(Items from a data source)
※

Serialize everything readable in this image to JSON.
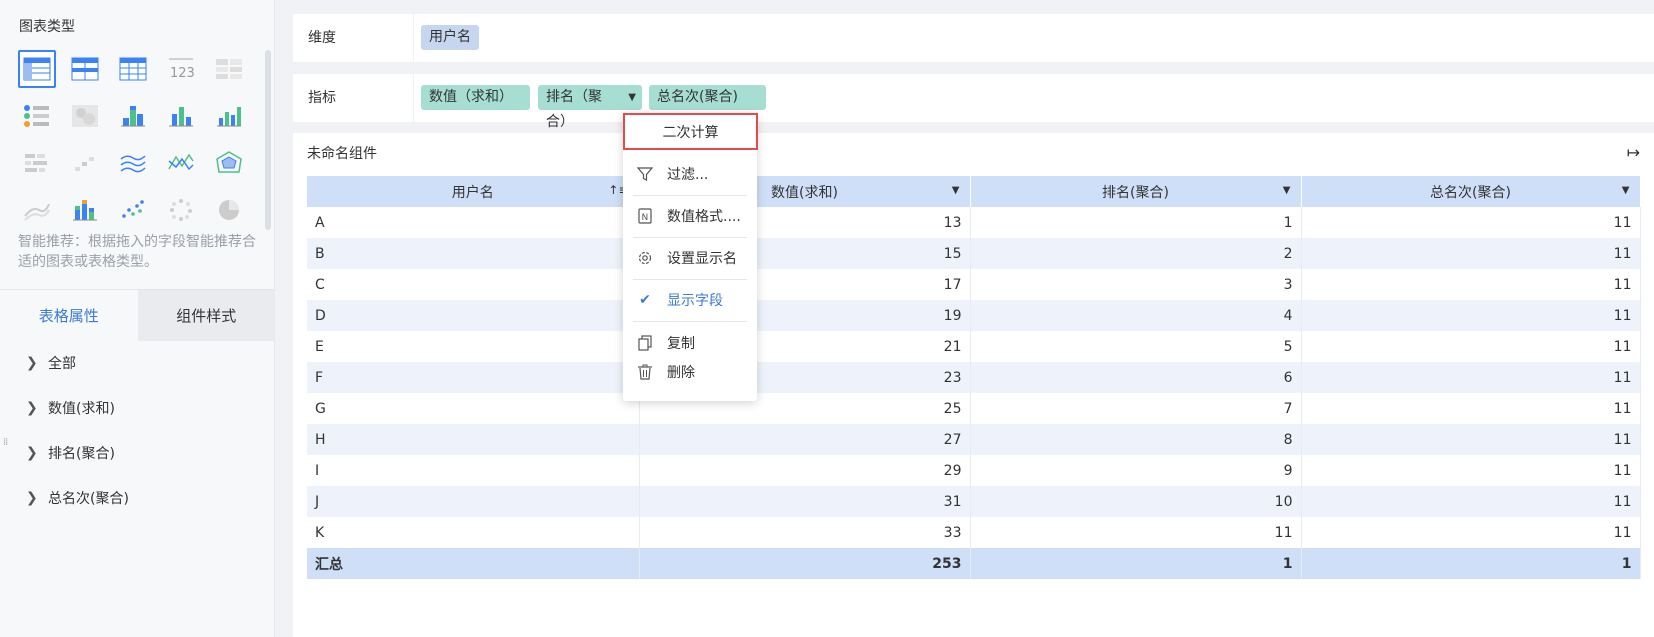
{
  "left_panel": {
    "chart_type_title": "图表类型",
    "chart_icons": [
      "table-icon",
      "cross-table-icon",
      "detail-table-icon",
      "kpi-number-icon",
      "multi-kpi-icon",
      "indicator-card-icon",
      "heatmap-icon",
      "grouped-bar-icon",
      "column-chart-icon",
      "bar-chart-icon",
      "funnel-icon",
      "scatter-small-icon",
      "multi-line-icon",
      "line-chart-icon",
      "radar-icon",
      "area-icon",
      "stacked-column-icon",
      "scatter-icon",
      "dot-ring-icon",
      "pie-chart-icon"
    ],
    "recommend_text": "智能推荐：根据拖入的字段智能推荐合适的图表或表格类型。",
    "tabs": [
      "表格属性",
      "组件样式"
    ],
    "properties": [
      "全部",
      "数值(求和)",
      "排名(聚合)",
      "总名次(聚合)"
    ]
  },
  "dimension_row": {
    "label": "维度",
    "fields": [
      "用户名"
    ]
  },
  "measure_row": {
    "label": "指标",
    "fields": [
      "数值（求和）",
      "排名（聚合）",
      "总名次(聚合)"
    ]
  },
  "widget": {
    "title": "未命名组件",
    "columns": [
      "用户名",
      "数值(求和)",
      "排名(聚合)",
      "总名次(聚合)"
    ],
    "rows": [
      [
        "A",
        "13",
        "1",
        "11"
      ],
      [
        "B",
        "15",
        "2",
        "11"
      ],
      [
        "C",
        "17",
        "3",
        "11"
      ],
      [
        "D",
        "19",
        "4",
        "11"
      ],
      [
        "E",
        "21",
        "5",
        "11"
      ],
      [
        "F",
        "23",
        "6",
        "11"
      ],
      [
        "G",
        "25",
        "7",
        "11"
      ],
      [
        "H",
        "27",
        "8",
        "11"
      ],
      [
        "I",
        "29",
        "9",
        "11"
      ],
      [
        "J",
        "31",
        "10",
        "11"
      ],
      [
        "K",
        "33",
        "11",
        "11"
      ]
    ],
    "total": [
      "汇总",
      "253",
      "1",
      "1"
    ]
  },
  "menu": {
    "head": "二次计算",
    "items": [
      "过滤...",
      "数值格式....",
      "设置显示名",
      "显示字段",
      "复制",
      "删除"
    ]
  },
  "colors": {
    "accent": "#3a7bd5",
    "dimension_pill": "#c7d6ef",
    "measure_pill": "#a6ded4",
    "header_bg": "#cfdff7",
    "highlight_border": "#e24c4c"
  }
}
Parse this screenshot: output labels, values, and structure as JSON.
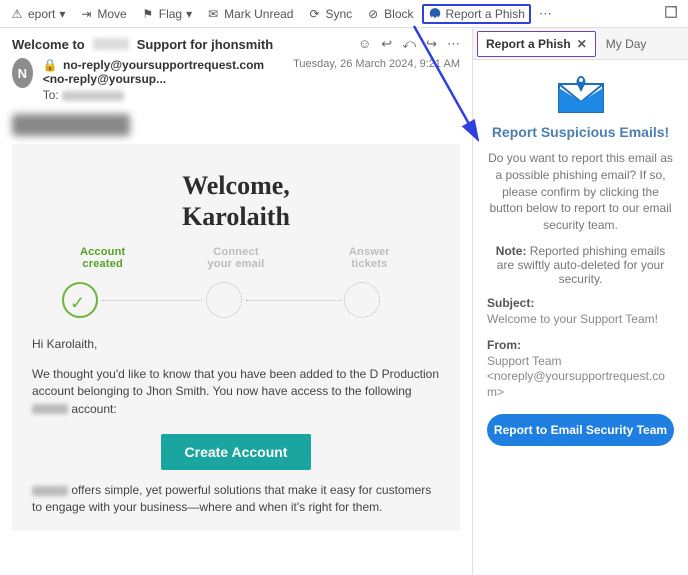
{
  "toolbar": {
    "report": "eport",
    "move": "Move",
    "flag": "Flag",
    "mark_unread": "Mark Unread",
    "sync": "Sync",
    "block": "Block",
    "report_phish": "Report a Phish"
  },
  "message": {
    "subject_prefix": "Welcome to",
    "subject_suffix": "Support for jhonsmith",
    "avatar_initial": "N",
    "sender": "no-reply@yoursupportrequest.com <no-reply@yoursup...",
    "to_label": "To:",
    "date": "Tuesday, 26 March 2024, 9:21 AM"
  },
  "email": {
    "welcome_line1": "Welcome,",
    "welcome_line2": "Karolaith",
    "steps": {
      "s1a": "Account",
      "s1b": "created",
      "s2a": "Connect",
      "s2b": "your email",
      "s3a": "Answer",
      "s3b": "tickets"
    },
    "greeting": "Hi Karolaith,",
    "p1": "We thought you'd like to know that you have been added to the D Production account belonging to Jhon Smith. You now have access to the following",
    "p1_tail": " account:",
    "cta": "Create Account",
    "p2_lead": " offers simple, yet powerful solutions that make it easy for customers to engage with your business—where and when it's right for them."
  },
  "side": {
    "tab_active": "Report a Phish",
    "tab_myday": "My Day",
    "title": "Report Suspicious Emails!",
    "desc": "Do you want to report this email as a possible phishing email?  If so, please confirm by clicking the button below to report to our email security team.",
    "note_label": "Note:",
    "note_text": " Reported phishing emails are swiftly auto-deleted for your security.",
    "subject_label": "Subject:",
    "subject_val": "Welcome to your Support Team!",
    "from_label": "From:",
    "from_val": "Support Team <noreply@yoursupportrequest.com>",
    "button": "Report to Email Security Team"
  }
}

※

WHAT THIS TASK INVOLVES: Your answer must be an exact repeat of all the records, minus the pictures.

RESPONSE TO THIS EXERCISE:
Serialize everything readable in this image to JSON.
{
  "left_panel": {
    "chart_type_title": "图表类型",
    "chart_icons": [
      "table-icon",
      "cross-table-icon",
      "detail-table-icon",
      "kpi-number-icon",
      "multi-kpi-icon",
      "indicator-card-icon",
      "heatmap-icon",
      "grouped-bar-icon",
      "column-chart-icon",
      "bar-chart-icon",
      "funnel-icon",
      "scatter-small-icon",
      "multi-line-icon",
      "line-chart-icon",
      "radar-icon",
      "area-icon",
      "stacked-column-icon",
      "scatter-icon",
      "dot-ring-icon",
      "pie-chart-icon"
    ],
    "recommend_text": "智能推荐：根据拖入的字段智能推荐合适的图表或表格类型。",
    "tabs": [
      "表格属性",
      "组件样式"
    ],
    "properties": [
      "全部",
      "数值(求和)",
      "排名(聚合)",
      "总名次(聚合)"
    ]
  },
  "dimension_row": {
    "label": "维度",
    "fields": [
      "用户名"
    ]
  },
  "measure_row": {
    "label": "指标",
    "fields": [
      "数值（求和）",
      "排名（聚合）",
      "总名次(聚合)"
    ]
  },
  "widget": {
    "title": "未命名组件",
    "columns": [
      "用户名",
      "数值(求和)",
      "排名(聚合)",
      "总名次(聚合)"
    ],
    "rows": [
      [
        "A",
        "13",
        "1",
        "11"
      ],
      [
        "B",
        "15",
        "2",
        "11"
      ],
      [
        "C",
        "17",
        "3",
        "11"
      ],
      [
        "D",
        "19",
        "4",
        "11"
      ],
      [
        "E",
        "21",
        "5",
        "11"
      ],
      [
        "F",
        "23",
        "6",
        "11"
      ],
      [
        "G",
        "25",
        "7",
        "11"
      ],
      [
        "H",
        "27",
        "8",
        "11"
      ],
      [
        "I",
        "29",
        "9",
        "11"
      ],
      [
        "J",
        "31",
        "10",
        "11"
      ],
      [
        "K",
        "33",
        "11",
        "11"
      ]
    ],
    "total": [
      "汇总",
      "253",
      "1",
      "1"
    ]
  },
  "menu": {
    "head": "二次计算",
    "items": [
      "过滤...",
      "数值格式....",
      "设置显示名",
      "显示字段",
      "复制",
      "删除"
    ]
  },
  "colors": {
    "accent": "#3a7bd5",
    "dimension_pill": "#c7d6ef",
    "measure_pill": "#a6ded4",
    "header_bg": "#cfdff7",
    "highlight_border": "#e24c4c"
  }
}
Parse this screenshot: output labels, values, and structure as JSON.
{
  "toolbar": {
    "report": "eport",
    "move": "Move",
    "flag": "Flag",
    "mark_unread": "Mark Unread",
    "sync": "Sync",
    "block": "Block",
    "report_phish": "Report a Phish"
  },
  "message": {
    "subject_prefix": "Welcome to",
    "subject_suffix": "Support for jhonsmith",
    "avatar_initial": "N",
    "sender": "no-reply@yoursupportrequest.com <no-reply@yoursup...",
    "to_label": "To:",
    "date": "Tuesday, 26 March 2024, 9:21 AM"
  },
  "email": {
    "welcome_line1": "Welcome,",
    "welcome_line2": "Karolaith",
    "steps": {
      "s1a": "Account",
      "s1b": "created",
      "s2a": "Connect",
      "s2b": "your email",
      "s3a": "Answer",
      "s3b": "tickets"
    },
    "greeting": "Hi Karolaith,",
    "p1": "We thought you'd like to know that you have been added to the D Production account belonging to Jhon Smith. You now have access to the following",
    "p1_tail": " account:",
    "cta": "Create Account",
    "p2_lead": " offers simple, yet powerful solutions that make it easy for customers to engage with your business—where and when it's right for them."
  },
  "side": {
    "tab_active": "Report a Phish",
    "tab_myday": "My Day",
    "title": "Report Suspicious Emails!",
    "desc": "Do you want to report this email as a possible phishing email?  If so, please confirm by clicking the button below to report to our email security team.",
    "note_label": "Note:",
    "note_text": " Reported phishing emails are swiftly auto-deleted for your security.",
    "subject_label": "Subject:",
    "subject_val": "Welcome to your Support Team!",
    "from_label": "From:",
    "from_val": "Support Team <noreply@yoursupportrequest.com>",
    "button": "Report to Email Security Team"
  }
}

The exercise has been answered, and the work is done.